So Dorri you are on mute again?
They're going to be like amateur, get a new pet and get a new moderator. So David, you're going to take us home. I would actually invite you absolutely if you want to answer the question about innovation, but just to share any parting thoughts. I know we had talked about earlier too speaking about some of this ecosystem around nonprofits.
So I'll just invite you to close us out with some of your parting thoughts as we wrap up this wonderful discussion today.
I appreciate that Dorri and thank you Calvin for the insight and the opportunity to share with the two of you.
I started calling you Reverend Simas David.
I know I got that vibe too Calvin.
You get an amen from me.
Wait, wait until you hear what my daughters say.
You know, the greatest honor of my professional life was to work for the president in that building in Washington, and as the child of two immigrants to be able to serve in that way is something that I still can't believe.
But one of the things that was so searing when we left and you look at communities like Chicago but it's across the country and across the world sometimes it's described as polarization which is quaint or tribalism, which doesn't really get at it. There is a complete breakdown of social cohesion and trust across the country.
And so when you think about the three legs of a community stool and a fourth, when you include faith but let's just focus on not for profit, for profit and government. When you listen to people in communities and I don't care if it is an African community on the south side of Chicago or a predominantly white community in Appalachia, you bring the government into the discussion whatever level of government, there is a lack of trust and usually there's the comment is, oh they're just looking for a vote. When you bring up business into the discussion, oh, they're just looking for a profit.
The one element of society and I want everybody listening today who is on a board or in the not-for-profit sector, when you have proximity to communities and are providing services that either government isn't close to or the private sector isn't set up to, there was another piece of this that you're respectfully I would ask you to think about, you are the connective tissue of trust, not just as one organization, but as an entire ecosystem of organizations and frankly, the not-for-profit sector in the United States has a responsibility to view itself in that way.
And so I just want to offer in closing that again this is an honor to be part of this but as I think about the next 20 years in this country with technological change, environmental change, demographic change, economic change, this is a moment for the not-for-profit sector to step up so I can't wait to join with all of you.
Well, David and Calvin, first of all, thank you for it. We are all gonna be like Pastor Simas.
You’ve got that right, give my brother another amen.
It's gonna be like Pastor Simas so you'll know where that started for those on this call.
Well, thank you very much, David for that, for your words and your wisdom and Calvin for the insights and the information that you provided us today.
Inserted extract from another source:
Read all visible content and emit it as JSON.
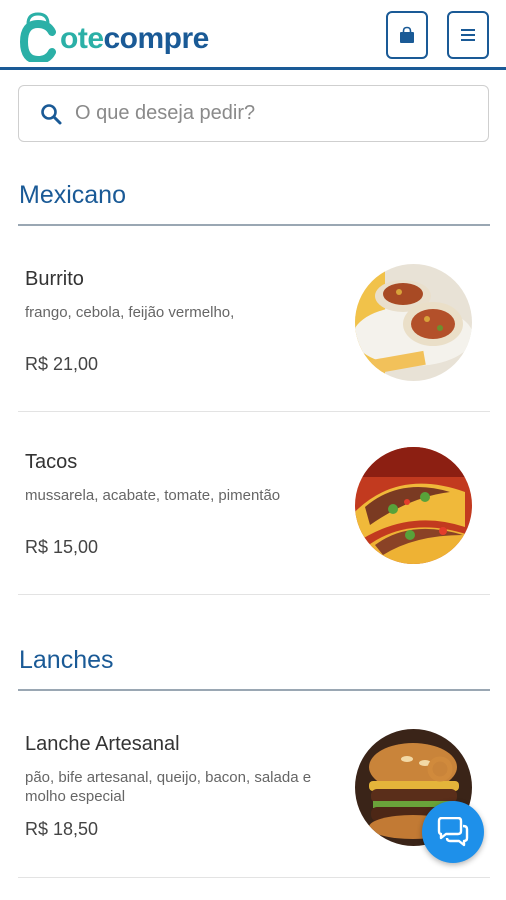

I just know that we have definitely I hope given nonprofits and the leadership out there more things to think about as well. So having said that I'll call on my friends at Rustandy to help us wrap up with the little logistics here.
So I know that there are some folks that will be joining us for the next session at 12:30. So we'll take a quick break and then you can join the next session, which is crisis and risk management for nonprofits by navigating to the my schedule page and selecting join session.
And then lastly, we'd love to hear your feedback about today's session and you can take a survey for each session and for the conference overall by navigating to the my event tab and selecting take survey. We greatly appreciate it if you could take a few minutes to do so and we'll incorporate your feedback into our future events.
Again, thank you very much David and Calvin and the organizers of today's event and we'll hope to see you all again soon.